- REQUIRED WORK:
No pictures belong in the answer. Repeat all the entries exactly.

::::::::::

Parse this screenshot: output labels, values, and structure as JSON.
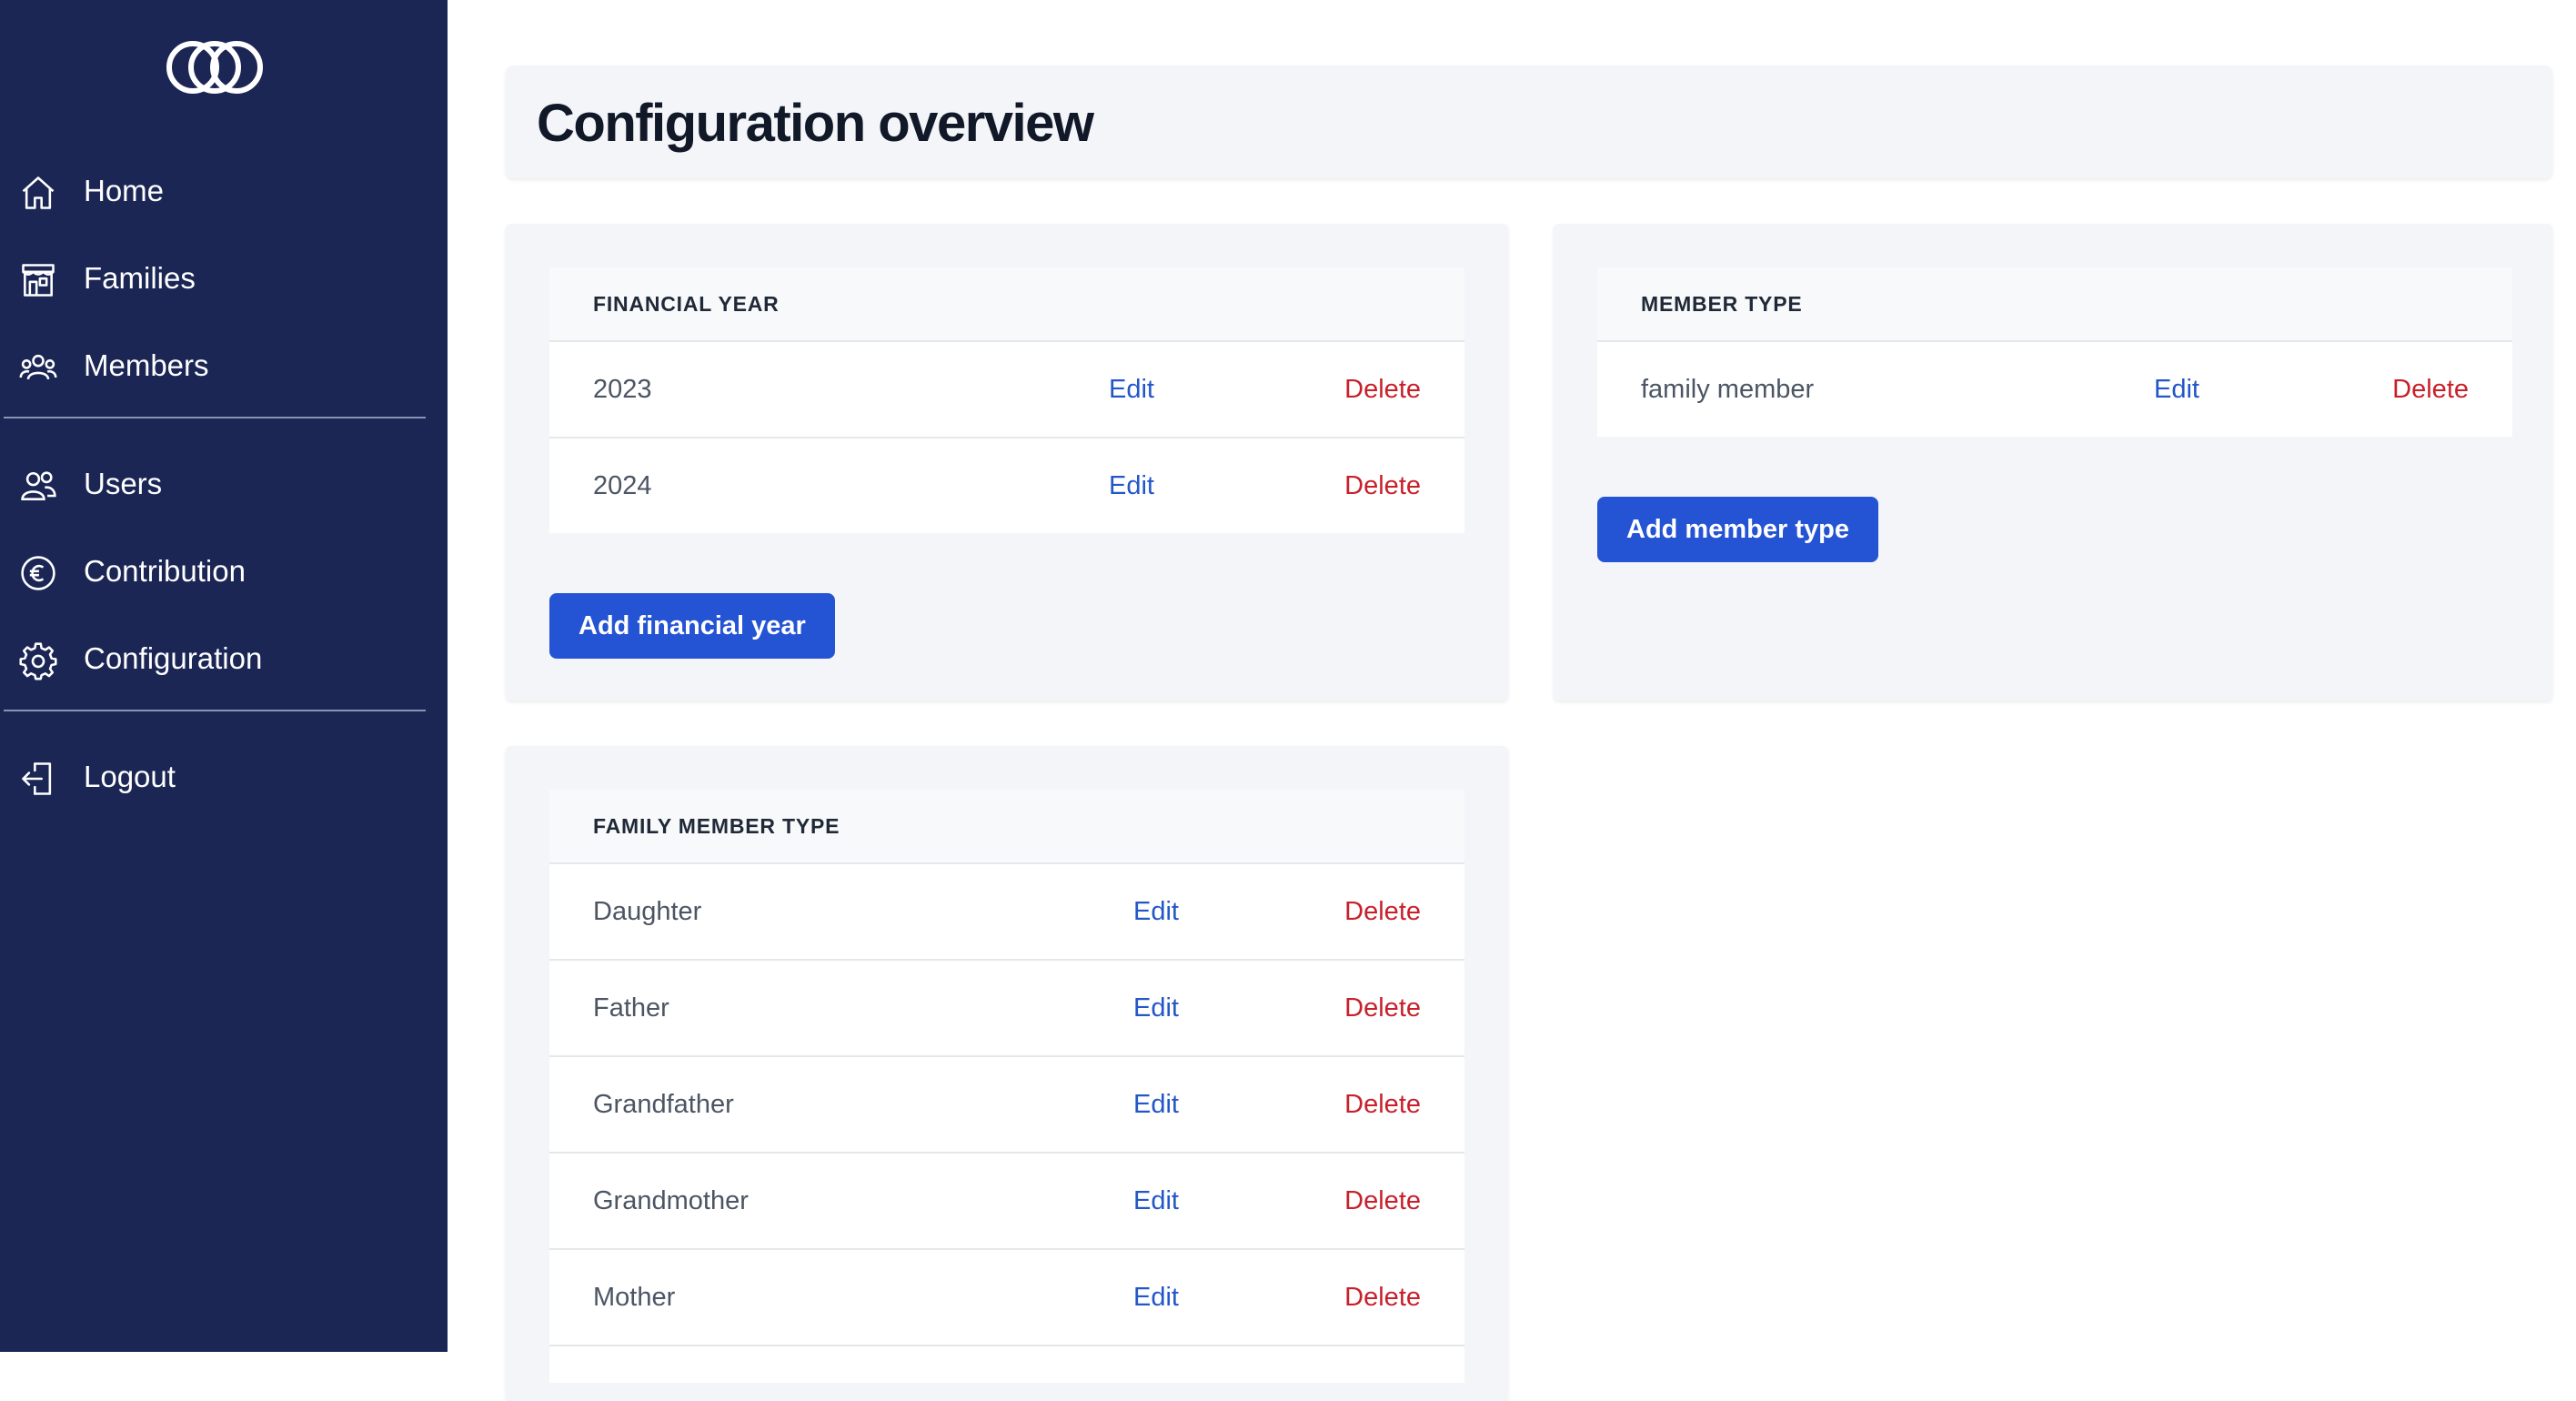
{
  "sidebar": {
    "logo_icon": "interlocking-rings-logo",
    "items": [
      {
        "label": "Home",
        "icon": "home-icon"
      },
      {
        "label": "Families",
        "icon": "building-icon"
      },
      {
        "label": "Members",
        "icon": "members-icon"
      },
      {
        "label": "Users",
        "icon": "users-icon"
      },
      {
        "label": "Contribution",
        "icon": "euro-icon"
      },
      {
        "label": "Configuration",
        "icon": "gear-icon"
      },
      {
        "label": "Logout",
        "icon": "logout-icon"
      }
    ]
  },
  "page": {
    "title": "Configuration overview"
  },
  "financial_year": {
    "header": "FINANCIAL YEAR",
    "rows": [
      {
        "name": "2023",
        "edit": "Edit",
        "delete": "Delete"
      },
      {
        "name": "2024",
        "edit": "Edit",
        "delete": "Delete"
      }
    ],
    "add_button": "Add financial year"
  },
  "member_type": {
    "header": "MEMBER TYPE",
    "rows": [
      {
        "name": "family member",
        "edit": "Edit",
        "delete": "Delete"
      }
    ],
    "add_button": "Add member type"
  },
  "family_member_type": {
    "header": "FAMILY MEMBER TYPE",
    "rows": [
      {
        "name": "Daughter",
        "edit": "Edit",
        "delete": "Delete"
      },
      {
        "name": "Father",
        "edit": "Edit",
        "delete": "Delete"
      },
      {
        "name": "Grandfather",
        "edit": "Edit",
        "delete": "Delete"
      },
      {
        "name": "Grandmother",
        "edit": "Edit",
        "delete": "Delete"
      },
      {
        "name": "Mother",
        "edit": "Edit",
        "delete": "Delete"
      }
    ]
  },
  "colors": {
    "sidebar_bg": "#1b2655",
    "primary_button": "#2453d4",
    "edit_link": "#2256c9",
    "delete_link": "#c8202a"
  }
}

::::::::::

- ANSWER SPACE:
Parse this screenshot: output labels, values, and structure as JSON.
{
  "sidebar": {
    "logo_icon": "interlocking-rings-logo",
    "items": [
      {
        "label": "Home",
        "icon": "home-icon"
      },
      {
        "label": "Families",
        "icon": "building-icon"
      },
      {
        "label": "Members",
        "icon": "members-icon"
      },
      {
        "label": "Users",
        "icon": "users-icon"
      },
      {
        "label": "Contribution",
        "icon": "euro-icon"
      },
      {
        "label": "Configuration",
        "icon": "gear-icon"
      },
      {
        "label": "Logout",
        "icon": "logout-icon"
      }
    ]
  },
  "page": {
    "title": "Configuration overview"
  },
  "financial_year": {
    "header": "FINANCIAL YEAR",
    "rows": [
      {
        "name": "2023",
        "edit": "Edit",
        "delete": "Delete"
      },
      {
        "name": "2024",
        "edit": "Edit",
        "delete": "Delete"
      }
    ],
    "add_button": "Add financial year"
  },
  "member_type": {
    "header": "MEMBER TYPE",
    "rows": [
      {
        "name": "family member",
        "edit": "Edit",
        "delete": "Delete"
      }
    ],
    "add_button": "Add member type"
  },
  "family_member_type": {
    "header": "FAMILY MEMBER TYPE",
    "rows": [
      {
        "name": "Daughter",
        "edit": "Edit",
        "delete": "Delete"
      },
      {
        "name": "Father",
        "edit": "Edit",
        "delete": "Delete"
      },
      {
        "name": "Grandfather",
        "edit": "Edit",
        "delete": "Delete"
      },
      {
        "name": "Grandmother",
        "edit": "Edit",
        "delete": "Delete"
      },
      {
        "name": "Mother",
        "edit": "Edit",
        "delete": "Delete"
      }
    ]
  },
  "colors": {
    "sidebar_bg": "#1b2655",
    "primary_button": "#2453d4",
    "edit_link": "#2256c9",
    "delete_link": "#c8202a"
  }
}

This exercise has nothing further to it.